[Brief]
Restate all the data word for word, leaving nothing out.

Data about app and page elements
══════════════════════════════

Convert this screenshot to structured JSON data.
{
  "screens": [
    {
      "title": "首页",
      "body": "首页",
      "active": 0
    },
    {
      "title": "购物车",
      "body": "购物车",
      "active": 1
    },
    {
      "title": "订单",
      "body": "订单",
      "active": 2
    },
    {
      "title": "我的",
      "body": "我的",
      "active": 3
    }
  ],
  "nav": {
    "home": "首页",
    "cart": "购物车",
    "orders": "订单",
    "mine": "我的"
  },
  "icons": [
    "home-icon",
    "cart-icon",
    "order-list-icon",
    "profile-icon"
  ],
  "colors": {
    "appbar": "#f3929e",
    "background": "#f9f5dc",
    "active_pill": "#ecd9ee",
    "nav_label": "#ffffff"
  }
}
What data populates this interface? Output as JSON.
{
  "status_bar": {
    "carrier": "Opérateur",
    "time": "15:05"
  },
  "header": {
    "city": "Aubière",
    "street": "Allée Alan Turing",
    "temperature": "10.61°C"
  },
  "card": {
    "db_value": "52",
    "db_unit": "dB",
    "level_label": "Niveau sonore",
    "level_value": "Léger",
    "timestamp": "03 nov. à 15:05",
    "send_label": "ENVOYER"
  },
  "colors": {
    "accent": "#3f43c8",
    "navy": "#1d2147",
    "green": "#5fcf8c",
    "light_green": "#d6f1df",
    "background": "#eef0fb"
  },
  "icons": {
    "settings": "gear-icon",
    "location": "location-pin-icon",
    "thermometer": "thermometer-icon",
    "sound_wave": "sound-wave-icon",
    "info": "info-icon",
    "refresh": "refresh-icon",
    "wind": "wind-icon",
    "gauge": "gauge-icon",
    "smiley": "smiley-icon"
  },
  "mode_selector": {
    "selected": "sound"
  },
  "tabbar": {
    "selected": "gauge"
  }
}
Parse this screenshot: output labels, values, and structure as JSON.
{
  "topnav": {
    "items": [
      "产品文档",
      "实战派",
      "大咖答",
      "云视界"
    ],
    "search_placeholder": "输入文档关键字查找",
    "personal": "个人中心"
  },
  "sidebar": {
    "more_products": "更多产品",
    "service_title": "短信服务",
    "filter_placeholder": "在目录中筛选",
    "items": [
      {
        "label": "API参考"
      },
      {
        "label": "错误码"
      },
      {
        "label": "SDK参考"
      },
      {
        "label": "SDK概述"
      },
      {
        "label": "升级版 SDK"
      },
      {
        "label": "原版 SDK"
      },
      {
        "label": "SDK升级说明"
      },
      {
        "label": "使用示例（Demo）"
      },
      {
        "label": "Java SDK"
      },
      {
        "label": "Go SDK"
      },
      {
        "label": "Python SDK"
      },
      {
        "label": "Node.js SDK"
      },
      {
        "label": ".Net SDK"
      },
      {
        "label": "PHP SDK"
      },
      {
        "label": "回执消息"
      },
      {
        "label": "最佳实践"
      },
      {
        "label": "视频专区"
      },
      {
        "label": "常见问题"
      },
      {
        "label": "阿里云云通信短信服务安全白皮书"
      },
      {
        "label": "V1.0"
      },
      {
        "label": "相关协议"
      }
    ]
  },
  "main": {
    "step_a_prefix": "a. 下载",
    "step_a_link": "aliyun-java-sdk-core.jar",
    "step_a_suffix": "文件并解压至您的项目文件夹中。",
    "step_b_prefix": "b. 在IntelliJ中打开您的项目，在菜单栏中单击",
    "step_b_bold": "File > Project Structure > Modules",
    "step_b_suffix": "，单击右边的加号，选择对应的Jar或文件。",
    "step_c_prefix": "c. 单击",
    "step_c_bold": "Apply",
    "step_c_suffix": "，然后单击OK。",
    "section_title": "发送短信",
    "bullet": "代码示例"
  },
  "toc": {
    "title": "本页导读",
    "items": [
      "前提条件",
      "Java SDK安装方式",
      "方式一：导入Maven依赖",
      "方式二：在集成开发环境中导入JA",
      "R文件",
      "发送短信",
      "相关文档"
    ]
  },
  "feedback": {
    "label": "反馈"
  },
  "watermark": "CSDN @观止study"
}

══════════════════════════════

[Answer for the task]
Convert this screenshot to structured JSON data.
{
  "screens": [
    {
      "title": "首页",
      "body": "首页",
      "active": 0
    },
    {
      "title": "购物车",
      "body": "购物车",
      "active": 1
    },
    {
      "title": "订单",
      "body": "订单",
      "active": 2
    },
    {
      "title": "我的",
      "body": "我的",
      "active": 3
    }
  ],
  "nav": {
    "home": "首页",
    "cart": "购物车",
    "orders": "订单",
    "mine": "我的"
  },
  "icons": [
    "home-icon",
    "cart-icon",
    "order-list-icon",
    "profile-icon"
  ],
  "colors": {
    "appbar": "#f3929e",
    "background": "#f9f5dc",
    "active_pill": "#ecd9ee",
    "nav_label": "#ffffff"
  }
}
What data populates this interface? Output as JSON.
{
  "status_bar": {
    "carrier": "Opérateur",
    "time": "15:05"
  },
  "header": {
    "city": "Aubière",
    "street": "Allée Alan Turing",
    "temperature": "10.61°C"
  },
  "card": {
    "db_value": "52",
    "db_unit": "dB",
    "level_label": "Niveau sonore",
    "level_value": "Léger",
    "timestamp": "03 nov. à 15:05",
    "send_label": "ENVOYER"
  },
  "colors": {
    "accent": "#3f43c8",
    "navy": "#1d2147",
    "green": "#5fcf8c",
    "light_green": "#d6f1df",
    "background": "#eef0fb"
  },
  "icons": {
    "settings": "gear-icon",
    "location": "location-pin-icon",
    "thermometer": "thermometer-icon",
    "sound_wave": "sound-wave-icon",
    "info": "info-icon",
    "refresh": "refresh-icon",
    "wind": "wind-icon",
    "gauge": "gauge-icon",
    "smiley": "smiley-icon"
  },
  "mode_selector": {
    "selected": "sound"
  },
  "tabbar": {
    "selected": "gauge"
  }
}
Parse this screenshot: output labels, values, and structure as JSON.
{
  "topnav": {
    "items": [
      "产品文档",
      "实战派",
      "大咖答",
      "云视界"
    ],
    "search_placeholder": "输入文档关键字查找",
    "personal": "个人中心"
  },
  "sidebar": {
    "more_products": "更多产品",
    "service_title": "短信服务",
    "filter_placeholder": "在目录中筛选",
    "items": [
      {
        "label": "API参考"
      },
      {
        "label": "错误码"
      },
      {
        "label": "SDK参考"
      },
      {
        "label": "SDK概述"
      },
      {
        "label": "升级版 SDK"
      },
      {
        "label": "原版 SDK"
      },
      {
        "label": "SDK升级说明"
      },
      {
        "label": "使用示例（Demo）"
      },
      {
        "label": "Java SDK"
      },
      {
        "label": "Go SDK"
      },
      {
        "label": "Python SDK"
      },
      {
        "label": "Node.js SDK"
      },
      {
        "label": ".Net SDK"
      },
      {
        "label": "PHP SDK"
      },
      {
        "label": "回执消息"
      },
      {
        "label": "最佳实践"
      },
      {
        "label": "视频专区"
      },
      {
        "label": "常见问题"
      },
      {
        "label": "阿里云云通信短信服务安全白皮书"
      },
      {
        "label": "V1.0"
      },
      {
        "label": "相关协议"
      }
    ]
  },
  "main": {
    "step_a_prefix": "a. 下载",
    "step_a_link": "aliyun-java-sdk-core.jar",
    "step_a_suffix": "文件并解压至您的项目文件夹中。",
    "step_b_prefix": "b. 在IntelliJ中打开您的项目，在菜单栏中单击",
    "step_b_bold": "File > Project Structure > Modules",
    "step_b_suffix": "，单击右边的加号，选择对应的Jar或文件。",
    "step_c_prefix": "c. 单击",
    "step_c_bold": "Apply",
    "step_c_suffix": "，然后单击OK。",
    "section_title": "发送短信",
    "bullet": "代码示例"
  },
  "toc": {
    "title": "本页导读",
    "items": [
      "前提条件",
      "Java SDK安装方式",
      "方式一：导入Maven依赖",
      "方式二：在集成开发环境中导入JA",
      "R文件",
      "发送短信",
      "相关文档"
    ]
  },
  "feedback": {
    "label": "反馈"
  },
  "watermark": "CSDN @观止study"
}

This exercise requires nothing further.